Increase heat to high. Carefully add the brandy, if using, and bring to the boil. Cook, stirring, for 2 mins or until the brandy reduces by half.
Add the stock and Worcestershire sauce and cook, stirring, for 3-4 mins or until liquid reduces by half. Add the cream and peppercorns and cook, stirring, for 2-3 mins or until the sauce boils and thickens. Season.
COOK. STORE. SAVE.
Clever storage: If you’re not going to use the remaining cream before its expiry date, it’s fine to freeze. The cream can be frozen in its carton and frozen for up to 2 months. Defrost in the fridge and give the carton a good shake before adding to your dishes.
Use it up: Because the green peppercorns are preserved in the jar, they last for a good couple of years. Store the opened jar in the fridge. They can also be added to Thai dishes like jungle curry or stir-fries.
Use it up: Leftover beef stock can be added to stews and braises.
Diane, mushroom or green peppercorn sauce? It’s always the tricky question when dining out at the local pub or steakhouse. While they all have their charms, there’s something about pepper’s affinity with steak that makes it a perfect match. The sauce originated in France, where the brandy would have been dramatically flambéed, but our easy peppercorn sauce provides the same traditional flavour with just 15 minutes of cooking. Peppery, creamy, with a generous glug of brandy (if you’re using it), and just a touch of Worcestershire, whether you’re making peppercorn sauce for steak, chicken or even grilled fish, this sauce is robust yet delicate enough to be paired with them all.

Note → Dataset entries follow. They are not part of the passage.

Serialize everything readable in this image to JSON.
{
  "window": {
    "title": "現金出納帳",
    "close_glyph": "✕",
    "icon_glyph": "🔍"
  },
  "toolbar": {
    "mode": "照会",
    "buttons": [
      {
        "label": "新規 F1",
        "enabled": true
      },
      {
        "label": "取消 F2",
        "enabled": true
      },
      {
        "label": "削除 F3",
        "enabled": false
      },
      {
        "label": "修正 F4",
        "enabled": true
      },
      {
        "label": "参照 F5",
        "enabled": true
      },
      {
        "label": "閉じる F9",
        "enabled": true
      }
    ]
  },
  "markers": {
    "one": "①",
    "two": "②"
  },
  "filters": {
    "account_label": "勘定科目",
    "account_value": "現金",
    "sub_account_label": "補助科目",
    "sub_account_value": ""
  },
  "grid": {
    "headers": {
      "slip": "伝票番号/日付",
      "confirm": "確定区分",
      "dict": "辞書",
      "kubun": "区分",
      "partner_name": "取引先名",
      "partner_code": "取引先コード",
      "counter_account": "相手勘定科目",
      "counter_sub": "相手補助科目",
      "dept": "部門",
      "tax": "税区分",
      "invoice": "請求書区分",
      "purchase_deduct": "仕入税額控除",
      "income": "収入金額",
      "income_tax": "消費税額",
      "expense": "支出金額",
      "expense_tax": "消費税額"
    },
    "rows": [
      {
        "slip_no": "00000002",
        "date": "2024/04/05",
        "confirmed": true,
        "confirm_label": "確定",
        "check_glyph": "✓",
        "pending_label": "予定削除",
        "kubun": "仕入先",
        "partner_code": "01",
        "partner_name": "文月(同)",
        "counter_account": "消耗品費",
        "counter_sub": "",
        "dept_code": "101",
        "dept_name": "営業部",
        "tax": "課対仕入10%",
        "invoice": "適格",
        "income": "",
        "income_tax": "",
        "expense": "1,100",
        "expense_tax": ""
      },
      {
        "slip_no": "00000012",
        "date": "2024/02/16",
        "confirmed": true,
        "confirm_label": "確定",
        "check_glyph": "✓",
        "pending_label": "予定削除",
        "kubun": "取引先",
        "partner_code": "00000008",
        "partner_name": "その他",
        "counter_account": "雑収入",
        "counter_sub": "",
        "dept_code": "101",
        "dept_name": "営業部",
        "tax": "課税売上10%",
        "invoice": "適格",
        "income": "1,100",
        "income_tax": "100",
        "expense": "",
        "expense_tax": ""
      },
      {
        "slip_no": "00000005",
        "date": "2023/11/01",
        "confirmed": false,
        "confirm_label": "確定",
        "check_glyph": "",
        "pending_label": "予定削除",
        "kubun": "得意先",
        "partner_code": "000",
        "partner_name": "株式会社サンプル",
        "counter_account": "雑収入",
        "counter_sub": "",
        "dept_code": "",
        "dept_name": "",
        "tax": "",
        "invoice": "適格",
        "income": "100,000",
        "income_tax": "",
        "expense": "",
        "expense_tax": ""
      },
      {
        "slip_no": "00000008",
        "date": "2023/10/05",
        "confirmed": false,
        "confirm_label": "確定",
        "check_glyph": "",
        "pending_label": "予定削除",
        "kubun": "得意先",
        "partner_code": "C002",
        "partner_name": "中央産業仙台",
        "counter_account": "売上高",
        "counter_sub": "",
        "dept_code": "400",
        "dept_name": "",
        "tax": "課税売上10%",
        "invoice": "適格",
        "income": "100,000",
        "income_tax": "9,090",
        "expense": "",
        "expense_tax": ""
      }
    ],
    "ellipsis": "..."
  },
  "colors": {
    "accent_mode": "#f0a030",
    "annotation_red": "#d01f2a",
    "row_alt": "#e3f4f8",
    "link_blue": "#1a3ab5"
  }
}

The hero of our green peppercorn sauce recipe is, of course, the peppercorns. Bought either canned or bottled in brine, green peppercorns are actually unripe black peppercorns, so their flavour is milder and texture is softer, as they’ve been sitting in the salty brine. If you’re using brandy, there’s no need to use the top-shelf stuff in this recipe; just make sure you simmer it for a good few minutes to allow the strong alcohol taste to burn off. Add a low-salt beef stock (homemade if possible), simmer to reduce and then add the cream. We use thickened cream, as it contains natural thickening agents that help create an ideal pourable consistency and prevent the sauce from splitting.
If you’re serving your creamy green peppercorn sauce with pan-fried chicken or steak, it’s best to cook it all in the same pan. Cook your meat and set it aside, covered with foil, to rest. Have your shallot and garlic chopped and ready to go into the pan. Sauté in the oil until just softened. After adding the brandy (if using), cook, stirring with a wooden spoon to scrape any bits of flavour left from the chicken or beef. Drain and rinse your peppercorns to get rid of the briny flavour, and add to the pan and simmer with the cream until warmed through. Drizzle your sauce immediately over your grilled meat. Serve with golden French fries and a crisp green salad for the full French bistro experience.
This recipe for green peppercorn sauce is just one of the fabulous sauces the French have given the world. It’s good to also have a recipe for steak Diane up your sleeve and this herby brandy cream sauce is a great all-rounder. For a twist on green peppercorn sauce, try a creamy mushroom sauce. You can also whip up a classic Béarnaise sauce to serve with steak or a hollandaise sauce to drizzle over poached eggs or asparagus.